It is not the melting of permafrost that causes giant gas bubbles to erupt, geophysicists found. This crater in Yamal is the 17th such crater that was found in the region.
Vasily Bogoyavlensky, geologist and geophysicist, said that there are many of such "black holes" in the north of Russia. Many of those craters have emerged during the past ten years.
The very first crater, which was discovered in 2014, became the famous one. It was a hole about 50 meters deep and 40 meters in diameter. Geologists quickly established that the giant hole in the ground was just a hole, from which methane was bursting out.
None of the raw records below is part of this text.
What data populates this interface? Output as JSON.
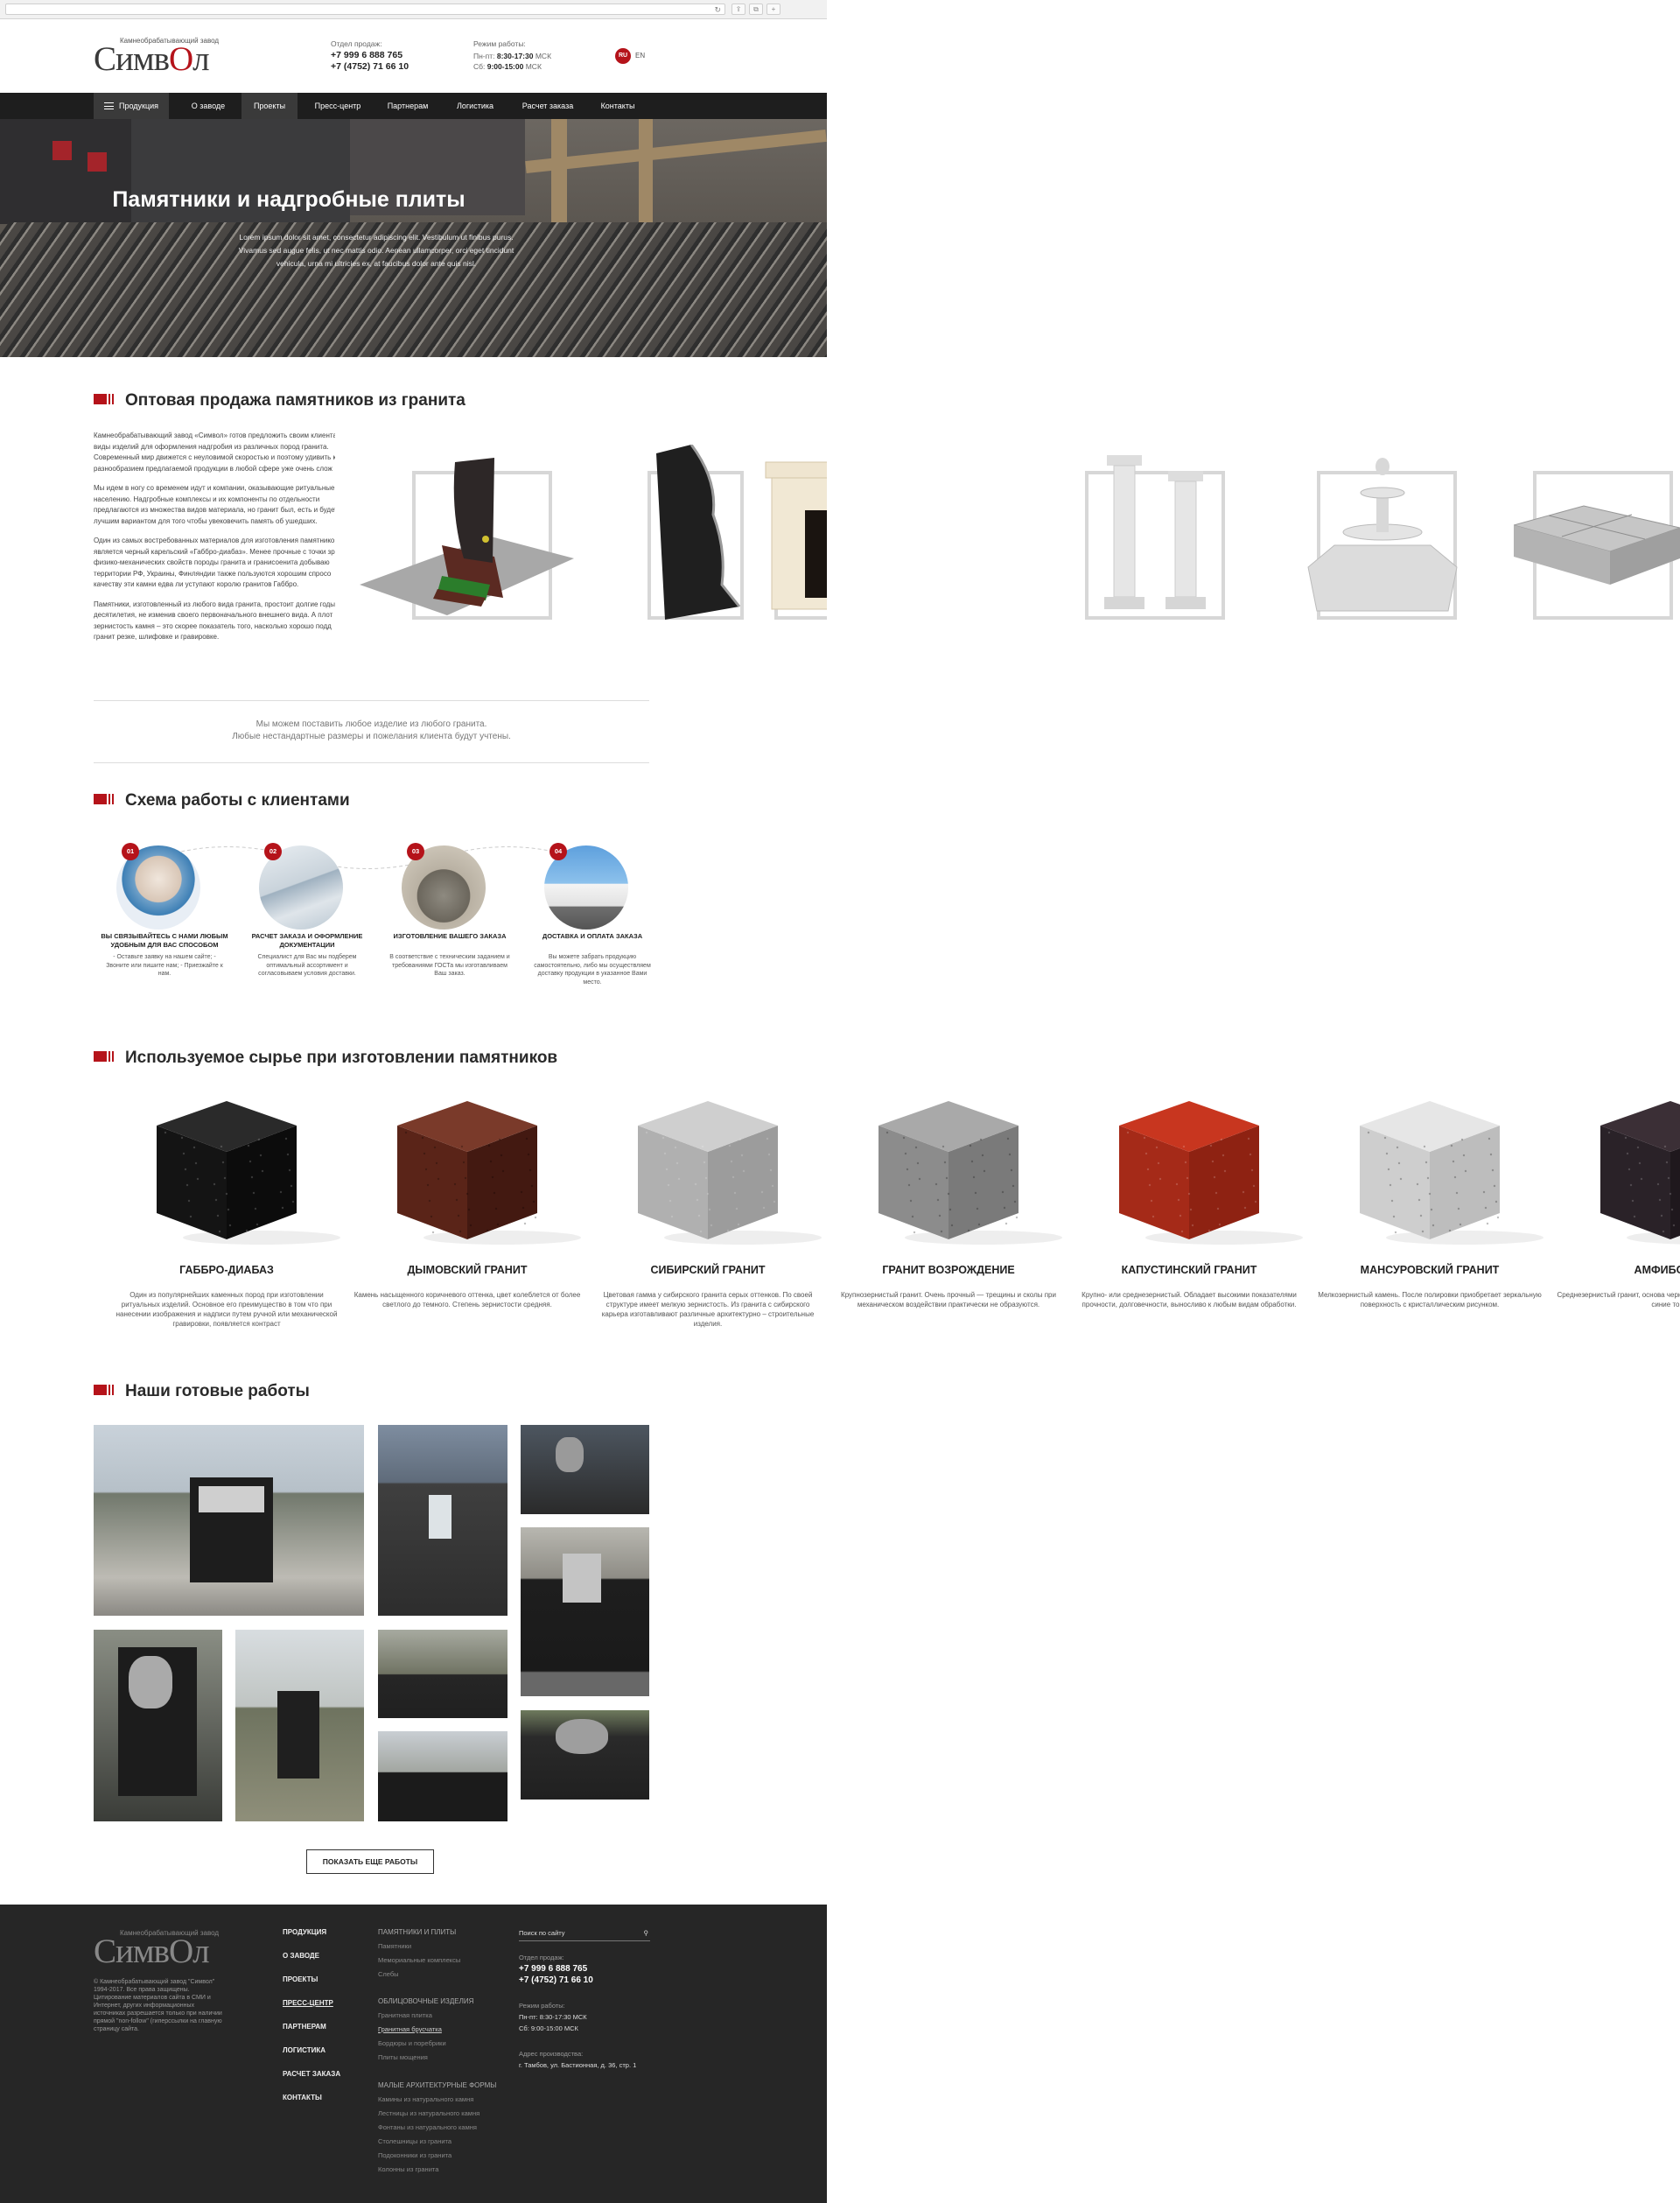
{
  "browser": {
    "reload": "↻",
    "btn1": "⇪",
    "btn2": "⧉",
    "btn3": "+"
  },
  "header": {
    "logo_sub": "Камнеобрабатывающий завод",
    "logo_main_1": "Симв",
    "logo_main_o": "О",
    "logo_main_2": "л",
    "sales_label": "Отдел продаж:",
    "phone1": "+7 999 6 888 765",
    "phone2": "+7 (4752) 71 66 10",
    "hours_label": "Режим работы:",
    "hours1_day": "Пн-пт:",
    "hours1_time": "8:30-17:30",
    "hours1_tz": "МСК",
    "hours2_day": "Сб:",
    "hours2_time": "9:00-15:00",
    "hours2_tz": "МСК",
    "lang_active": "RU",
    "lang_other": "EN"
  },
  "nav": {
    "items": [
      "Продукция",
      "О заводе",
      "Проекты",
      "Пресс-центр",
      "Партнерам",
      "Логистика",
      "Расчет заказа",
      "Контакты"
    ]
  },
  "hero": {
    "title": "Памятники и надгробные плиты",
    "text": "Lorem ipsum dolor sit amet, consectetur adipiscing elit. Vestibulum ut finibus purus. Vivamus sed augue felis, ut nec mattis odio. Aenean ullamcorper, orci eget tincidunt vehicula, urna mi ultricies ex, at faucibus dolor ante quis nisl."
  },
  "wholesale": {
    "title": "Оптовая продажа памятников из гранита",
    "paragraphs": [
      [
        "Камнеобрабатывающий завод «Символ» готов предложить своим клиента",
        "виды изделий для оформления надгробия из различных пород гранита.",
        "Современный мир движется с неуловимой скоростью и поэтому удивить к",
        "разнообразием предлагаемой продукции в любой сфере уже очень слож"
      ],
      [
        "Мы идем в ногу со временем идут и компании, оказывающие ритуальные",
        "населению. Надгробные комплексы и их компоненты по отдельности",
        "предлагаются из множества видов материала, но гранит был, есть и будет",
        "лучшим вариантом для того чтобы увековечить память об ушедших."
      ],
      [
        "Один из самых востребованных материалов для изготовления памятнико",
        "является черный карельский «Габбро-диабаз». Менее прочные с точки зр",
        "физико-механических свойств породы гранита и гранисоенита добываю",
        "территории РФ, Украины, Финляндии также пользуются хорошим спросо",
        "качеству эти камни едва ли уступают королю гранитов Габбро."
      ],
      [
        "Памятники, изготовленный из любого вида гранита, простоит долгие годы",
        "десятилетия, не изменив своего первоначального внешнего вида. А плот",
        "зернистость камня – это скорее показатель того, насколько хорошо подд",
        "гранит резке, шлифовке и гравировке."
      ]
    ],
    "note1": "Мы можем поставить любое изделие из любого гранита.",
    "note2": "Любые нестандартные размеры и пожелания клиента будут учтены."
  },
  "scheme": {
    "title": "Схема работы с клиентами",
    "steps": [
      {
        "num": "01",
        "title": "Вы связывайтесь с нами любым удобным для вас способом",
        "desc": "- Оставьте заявку на нашем сайте; - Звоните или пишите нам; - Приезжайте к нам."
      },
      {
        "num": "02",
        "title": "Расчет заказа и оформление документации",
        "desc": "Специалист для Вас мы подберем оптимальный ассортимент и согласовываем условия доставки."
      },
      {
        "num": "03",
        "title": "Изготовление вашего заказа",
        "desc": "В соответствие с техническим заданием и требованиями ГОСТа мы изготавливаем Ваш заказ."
      },
      {
        "num": "04",
        "title": "Доставка и оплата заказа",
        "desc": "Вы можете забрать продукцию самостоятельно, либо мы осуществляем доставку продукции в указанное Вами место."
      }
    ]
  },
  "materials": {
    "title": "Используемое сырье при изготовлении памятников",
    "items": [
      {
        "name": "ГАББРО-ДИАБАЗ",
        "desc": "Один из популярнейших каменных пород при изготовлении ритуальных изделий. Основное его преимущество в том что при нанесении изображения и надписи путем ручной или механической гравировки, появляется контраст",
        "top": "#2a2a2a",
        "left": "#141414",
        "right": "#0c0c0c"
      },
      {
        "name": "ДЫМОВСКИЙ ГРАНИТ",
        "desc": "Камень насыщенного коричневого оттенка, цвет колеблется от более светлого до темного. Степень зернистости средняя.",
        "top": "#7a3a2a",
        "left": "#5a2418",
        "right": "#431911"
      },
      {
        "name": "СИБИРСКИЙ ГРАНИТ",
        "desc": "Цветовая гамма у сибирского гранита серых оттенков. По своей структуре имеет мелкую зернистость. Из гранита с сибирского карьера изготавливают различные архитектурно – строительные изделия.",
        "top": "#cfcfcf",
        "left": "#b0b0b0",
        "right": "#9c9c9c"
      },
      {
        "name": "ГРАНИТ ВОЗРОЖДЕНИЕ",
        "desc": "Крупнозернистый гранит. Очень прочный — трещины и сколы при механическом воздействии практически не образуются.",
        "top": "#a9a9a9",
        "left": "#8c8c8c",
        "right": "#7a7a7a"
      },
      {
        "name": "КАПУСТИНСКИЙ ГРАНИТ",
        "desc": "Крупно- или среднезернистый. Обладает высокими показателями прочности, долговечности, выносливо к любым видам обработки.",
        "top": "#c8361f",
        "left": "#a52a18",
        "right": "#8e2212"
      },
      {
        "name": "МАНСУРОВСКИЙ ГРАНИТ",
        "desc": "Мелкозернистый камень. После полировки приобретает зеркальную поверхность с кристаллическим рисунком.",
        "top": "#e6e6e6",
        "left": "#cecece",
        "right": "#bdbdbd"
      },
      {
        "name": "АМФИБОЛИТ",
        "desc": "Среднезернистый гранит, основа черно-зеленые, красноватые, корич синие тона.",
        "top": "#3b2f36",
        "left": "#2a2228",
        "right": "#1f181d"
      }
    ]
  },
  "works": {
    "title": "Наши готовые работы",
    "button": "ПОКАЗАТЬ ЕЩЕ РАБОТЫ"
  },
  "footer": {
    "copyright": "© Камнеобрабатывающий завод \"Символ\" 1994-2017. Все права защищены. Цитирование материалов сайта в СМИ и Интернет, других информационных источниках разрешается только при наличии прямой \"non-follow\" (гиперссылки на главную страницу сайта.",
    "main_links": [
      "ПРОДУКЦИЯ",
      "О ЗАВОДЕ",
      "ПРОЕКТЫ",
      "ПРЕСС-ЦЕНТР",
      "ПАРТНЕРАМ",
      "ЛОГИСТИКА",
      "РАСЧЕТ ЗАКАЗА",
      "КОНТАКТЫ"
    ],
    "groups": [
      {
        "head": "ПАМЯТНИКИ И ПЛИТЫ",
        "items": [
          "Памятники",
          "Мемориальные комплексы",
          "Слебы"
        ]
      },
      {
        "head": "ОБЛИЦОВОЧНЫЕ ИЗДЕЛИЯ",
        "items": [
          "Гранитная плитка",
          "Гранитная брусчатка",
          "Бордюры и поребрики",
          "Плиты мощения"
        ]
      },
      {
        "head": "МАЛЫЕ АРХИТЕКТУРНЫЕ ФОРМЫ",
        "items": [
          "Камины из натурального камня",
          "Лестницы из натурального камня",
          "Фонтаны из натурального камня",
          "Столешницы из гранита",
          "Подоконники из гранита",
          "Колонны из гранита"
        ]
      }
    ],
    "search_placeholder": "Поиск по сайту",
    "search_icon": "⚲",
    "sales_label": "Отдел продаж:",
    "phone1": "+7 999 6 888 765",
    "phone2": "+7 (4752) 71 66 10",
    "hours_label": "Режим работы:",
    "hours1": "Пн-пт: 8:30-17:30 МСК",
    "hours2": "Сб: 9:00-15:00 МСК",
    "address_label": "Адрес производства:",
    "address": "г. Тамбов, ул. Бастионная, д. 36, стр. 1"
  },
  "colors": {
    "accent": "#b5131a",
    "nav_bg": "#1e1e1e",
    "footer_bg": "#262626"
  }
}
A cavity is formed in the layers of underground ice as it melts due to the influence of a local anomalous heat flow. This cavity is then filled with gas, and it grows larger, causing the surface on the ground to swell until the frozen rock reaches its ultimate strength and eventually explodes in a pneumatic explosion.
Some scientists assumed that the Yamal crater was the first cryovolcano on planet Earth - a volcano that appears in permafrost and spews out jets of gas instead of melted magma. Until recently, such cryovolcanoes were observed only in space - on Neptune's satellite Triton, and on Titan or Enceladus (the moons of Saturn). According to Vasily Bogoyavlensky, the Yamal gas eruptions can be referred to as volcanoes only to a certain degree, although several craters can be defined as such.
"I believe that many of these objects can be categorised as ordinary mud volcanoes, but they have their own peculiarities, because the near-surface soil is frozen. It additionally restrains the gas, and the pressure in the cavity can reach high values. As a result, the gas still breaks through the rock," the researcher said.
Crater 17 is especially interesting because it was possible to see it literally a month after it was formed. In a year or two, these craters get filled with water and turn into lakes, which makes it very hard to find out what they have at the bottom.
On July 16, 2020, Andrey Umnikov, the director of the Russian Center for Arctic Development, saw the giant sinkhole about 25 meters in diameter from a helicopter. In August, scientists from the Institute of Oil and Gas Problems of the Russian Academy of Sciences and the Skolkovo Institute of Science and Technology studied the crater from the inside.
The depth of the crater is about 30-34 meters. The cavity is considerably elongated. Based on the images, received with the help of a drone, the scientists could build a 3D model of C17 and recreate its origin.
The first "Yamal bubble" burst three and a half kilometers from the main gas pipeline, and another one appeared in the vicinity of railway tracks.
On February 28, 2021, the Arktika-M satellite was launched from Baikonur cosmodrome. The satellite, among other things, will help geologists monitor frost mounds from space.